He tried his best, his best was Group One standard and that’s terrific and in some circumstances will be good enough to win, but still well short of what we became accustomed to in the past.
It’s a cycle all the greats go through in Hong Kong, even more so than the march of time on flesh and blood catches up with champions anywhere.
Who can forget Indigenous toiling through the last four years of his career without a victory – albeit picking up HK$10 million in stake money along the way – until he was compulsorily retired at 10? Or Silent Witness, Version 2.0, after he returned from winning in Japan and, whatever the reason, was never the same horse again?
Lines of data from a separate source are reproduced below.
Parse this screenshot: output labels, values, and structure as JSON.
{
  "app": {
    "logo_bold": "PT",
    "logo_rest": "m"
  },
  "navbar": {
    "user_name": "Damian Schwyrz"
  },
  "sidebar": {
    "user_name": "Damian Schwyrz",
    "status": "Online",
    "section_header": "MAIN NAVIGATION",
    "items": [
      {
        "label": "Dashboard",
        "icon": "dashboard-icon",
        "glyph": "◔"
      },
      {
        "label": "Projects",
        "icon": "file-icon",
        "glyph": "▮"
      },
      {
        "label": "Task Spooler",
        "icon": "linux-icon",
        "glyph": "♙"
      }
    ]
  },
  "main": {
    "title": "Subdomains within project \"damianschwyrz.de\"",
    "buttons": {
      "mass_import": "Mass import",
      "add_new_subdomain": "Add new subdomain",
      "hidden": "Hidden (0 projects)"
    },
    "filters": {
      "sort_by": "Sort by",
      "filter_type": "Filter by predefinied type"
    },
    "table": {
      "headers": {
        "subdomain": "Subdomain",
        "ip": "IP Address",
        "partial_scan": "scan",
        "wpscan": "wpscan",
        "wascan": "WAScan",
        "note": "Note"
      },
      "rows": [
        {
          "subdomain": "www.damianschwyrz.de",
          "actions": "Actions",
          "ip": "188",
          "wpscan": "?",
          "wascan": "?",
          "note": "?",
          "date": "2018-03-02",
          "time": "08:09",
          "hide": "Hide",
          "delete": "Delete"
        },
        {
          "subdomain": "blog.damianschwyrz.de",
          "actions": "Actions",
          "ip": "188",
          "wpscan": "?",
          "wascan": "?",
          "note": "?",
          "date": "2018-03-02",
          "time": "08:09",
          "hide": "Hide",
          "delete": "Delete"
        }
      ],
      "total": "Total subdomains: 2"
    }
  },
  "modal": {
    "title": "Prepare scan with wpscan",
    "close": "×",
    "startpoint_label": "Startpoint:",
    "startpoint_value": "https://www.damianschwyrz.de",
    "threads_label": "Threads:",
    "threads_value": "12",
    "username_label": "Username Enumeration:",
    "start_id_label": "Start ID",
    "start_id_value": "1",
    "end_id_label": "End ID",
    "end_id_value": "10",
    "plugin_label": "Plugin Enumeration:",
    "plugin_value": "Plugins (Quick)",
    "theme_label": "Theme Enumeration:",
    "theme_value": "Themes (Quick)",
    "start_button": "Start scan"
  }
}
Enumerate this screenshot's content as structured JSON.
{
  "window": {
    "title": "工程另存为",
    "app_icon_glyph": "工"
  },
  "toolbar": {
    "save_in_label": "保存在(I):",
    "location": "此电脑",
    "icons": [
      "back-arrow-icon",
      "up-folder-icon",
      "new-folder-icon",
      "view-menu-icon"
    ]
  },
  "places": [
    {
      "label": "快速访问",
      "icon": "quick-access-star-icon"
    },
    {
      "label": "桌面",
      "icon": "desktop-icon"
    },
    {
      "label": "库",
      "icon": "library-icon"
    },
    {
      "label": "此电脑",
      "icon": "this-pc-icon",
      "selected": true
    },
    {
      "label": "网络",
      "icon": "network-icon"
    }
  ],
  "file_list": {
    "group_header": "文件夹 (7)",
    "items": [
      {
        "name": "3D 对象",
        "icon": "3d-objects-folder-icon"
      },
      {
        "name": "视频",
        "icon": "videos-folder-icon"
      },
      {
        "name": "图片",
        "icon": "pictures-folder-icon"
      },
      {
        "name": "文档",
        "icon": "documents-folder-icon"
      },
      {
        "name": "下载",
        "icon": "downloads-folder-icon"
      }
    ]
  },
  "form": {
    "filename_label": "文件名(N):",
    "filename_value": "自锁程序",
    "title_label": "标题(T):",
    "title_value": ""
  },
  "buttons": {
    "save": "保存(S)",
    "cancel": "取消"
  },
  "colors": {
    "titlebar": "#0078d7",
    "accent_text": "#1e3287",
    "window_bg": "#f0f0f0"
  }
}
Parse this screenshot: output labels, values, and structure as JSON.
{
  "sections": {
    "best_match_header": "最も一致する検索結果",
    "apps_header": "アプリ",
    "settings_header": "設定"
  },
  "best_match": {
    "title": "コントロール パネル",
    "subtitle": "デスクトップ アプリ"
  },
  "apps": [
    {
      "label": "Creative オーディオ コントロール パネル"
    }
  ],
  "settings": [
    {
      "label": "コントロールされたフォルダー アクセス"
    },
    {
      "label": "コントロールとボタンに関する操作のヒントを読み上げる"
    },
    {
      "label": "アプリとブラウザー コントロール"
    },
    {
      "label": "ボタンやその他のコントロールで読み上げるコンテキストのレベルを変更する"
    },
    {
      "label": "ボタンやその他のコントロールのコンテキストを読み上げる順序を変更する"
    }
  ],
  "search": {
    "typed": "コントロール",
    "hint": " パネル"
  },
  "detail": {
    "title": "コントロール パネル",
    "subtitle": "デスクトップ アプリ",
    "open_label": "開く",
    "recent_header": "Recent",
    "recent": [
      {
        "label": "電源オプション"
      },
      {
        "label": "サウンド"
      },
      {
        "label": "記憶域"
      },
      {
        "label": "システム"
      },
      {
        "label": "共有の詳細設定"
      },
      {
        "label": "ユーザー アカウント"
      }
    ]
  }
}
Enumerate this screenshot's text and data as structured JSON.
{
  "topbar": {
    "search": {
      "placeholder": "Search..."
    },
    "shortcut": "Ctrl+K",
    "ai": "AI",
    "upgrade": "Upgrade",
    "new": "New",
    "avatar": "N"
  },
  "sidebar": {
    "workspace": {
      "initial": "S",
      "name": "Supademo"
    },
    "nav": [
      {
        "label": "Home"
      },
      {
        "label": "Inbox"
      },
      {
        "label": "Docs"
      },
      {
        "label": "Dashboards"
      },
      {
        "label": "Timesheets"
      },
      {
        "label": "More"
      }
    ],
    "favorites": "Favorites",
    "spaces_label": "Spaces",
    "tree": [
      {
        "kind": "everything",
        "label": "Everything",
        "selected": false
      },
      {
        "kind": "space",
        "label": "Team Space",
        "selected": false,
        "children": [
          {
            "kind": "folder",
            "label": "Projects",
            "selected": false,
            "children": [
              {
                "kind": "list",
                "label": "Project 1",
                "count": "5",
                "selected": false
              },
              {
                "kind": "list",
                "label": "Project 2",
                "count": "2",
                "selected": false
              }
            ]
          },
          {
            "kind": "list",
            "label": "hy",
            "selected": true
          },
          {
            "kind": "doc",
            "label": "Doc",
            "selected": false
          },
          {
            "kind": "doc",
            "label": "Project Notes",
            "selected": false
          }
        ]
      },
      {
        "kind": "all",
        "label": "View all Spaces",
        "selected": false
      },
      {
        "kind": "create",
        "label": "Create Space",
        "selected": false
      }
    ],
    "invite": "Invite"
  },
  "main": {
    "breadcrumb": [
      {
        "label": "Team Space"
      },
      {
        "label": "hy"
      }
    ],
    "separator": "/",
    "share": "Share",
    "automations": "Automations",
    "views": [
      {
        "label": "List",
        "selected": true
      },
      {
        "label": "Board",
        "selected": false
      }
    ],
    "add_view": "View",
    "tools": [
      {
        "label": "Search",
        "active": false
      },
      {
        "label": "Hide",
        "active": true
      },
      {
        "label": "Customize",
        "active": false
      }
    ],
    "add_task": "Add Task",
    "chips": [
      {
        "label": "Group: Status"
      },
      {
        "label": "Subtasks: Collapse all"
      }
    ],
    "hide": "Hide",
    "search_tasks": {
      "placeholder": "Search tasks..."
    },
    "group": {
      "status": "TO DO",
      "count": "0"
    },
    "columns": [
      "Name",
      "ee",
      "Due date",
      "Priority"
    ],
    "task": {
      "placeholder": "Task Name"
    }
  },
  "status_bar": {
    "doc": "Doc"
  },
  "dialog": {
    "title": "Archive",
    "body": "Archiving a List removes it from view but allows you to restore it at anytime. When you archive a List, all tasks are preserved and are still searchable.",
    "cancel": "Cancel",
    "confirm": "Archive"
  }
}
The Witness still placed in Group One sprints in Japan and here but he went from unbeatable to one of the crowd and never won again.
Hopefully, Able Friend can move now into a different phase, where he becomes “an old marvel”, like Viva Pataca did, bobbing up here and there for a surprise big win rather than carrying high expectation to victory, or like his ownermate Able One, still picking off a Hong Kong Mile at nine.
But Able One was never a colossus that bestrode the world even at his best and, Viva Pataca never quite carried around an unbeatable tag.
Until Sunday, there was hope that Able Friend could rise again but that’s over – we’re looking for the next big thing.
Credit to Cruz for Gold Mount’s win
History will be running against Gold Mount in the BMW Hong Kong Derby but kudos to trainer Tony Cruz for getting him to win first-up in Class Two on Sunday and into the race.
The Private Purchases are enjoying a bumper season, with Gold Mount taking the tally to six PPs which have been able to win at their first local start this term – or around double the annual average – and two, Eagle Way and Gold Mount have won in Class Two.
That is no easy assignment and the honour roll of first-up Class Two winners (mostly) reads as a terrific pointer to Gold Mount’s future here.
In the past five years this is the list: Military Attack, President Lincoln, Mirage, Divine Calling, Werther, Eagle Way and Gold Mount. OK, there’s an oops there for Divine Calling and, to some extent President Lincoln, while there’s an asterisk on Mirage, the scatter-brained galloper whose 2014 win was his lone cameo role here before he was sent back to race in Australia before he killed someone.
But Military Attack and Werther went on to be named Horse of the Year and if we go back further, winning in a high grade on debut in Hong Kong is something of an assurance of success. Derby heroine Elegant Fashion won in Class One and the granddaddy of all of them this century was the Ivan Allan-trained Firebreak, who took out the Group One Centenary Sprint Cup at his first local appearance.
But Cruz has as good a record as anyone at getting first-up wins from horses which have already raced overseas to a high level.
In four successive seasons, he won first-up in Class One with Russian Pearl (a Derby runner-up two starts later and Stewards’ Cup winner eventually), Willie Detroy, who then disappointed in a couple of runs before breaking down, and Royal Prince, and then won the 2008 Classic Mile first-up with Helene Mascot who also took the Derby.
So a huge tick for Cruz achieving a rare feat but he will need to do something rarer if Gold Mount is to win the Derby at his second appearance here.
The last two do it was Allan’s grey marvel, Oriental Express, a horse he once described as the best he ever trained – a Group One winner from 1,200m to 2,400m – and that was 20 years ago this year.
Since 2000, many have gone into the Derby at their third local start but only two at just their second. The David Oughton-trained Gonlargo was 100-1 finishing ninth in 2000, while Tony Millard’s Masquerader was also a big outsider running last in 2012 and we know how that turned out, with the gelding winning his first race here last season in Class Five.
So the history is against Gold Mount on Derby day – in what shapes a very deep Derby in any case – but the seven-figure sum (in pounds) spent to acquire him has history on its side for his wider future here after a debut win in Class Two.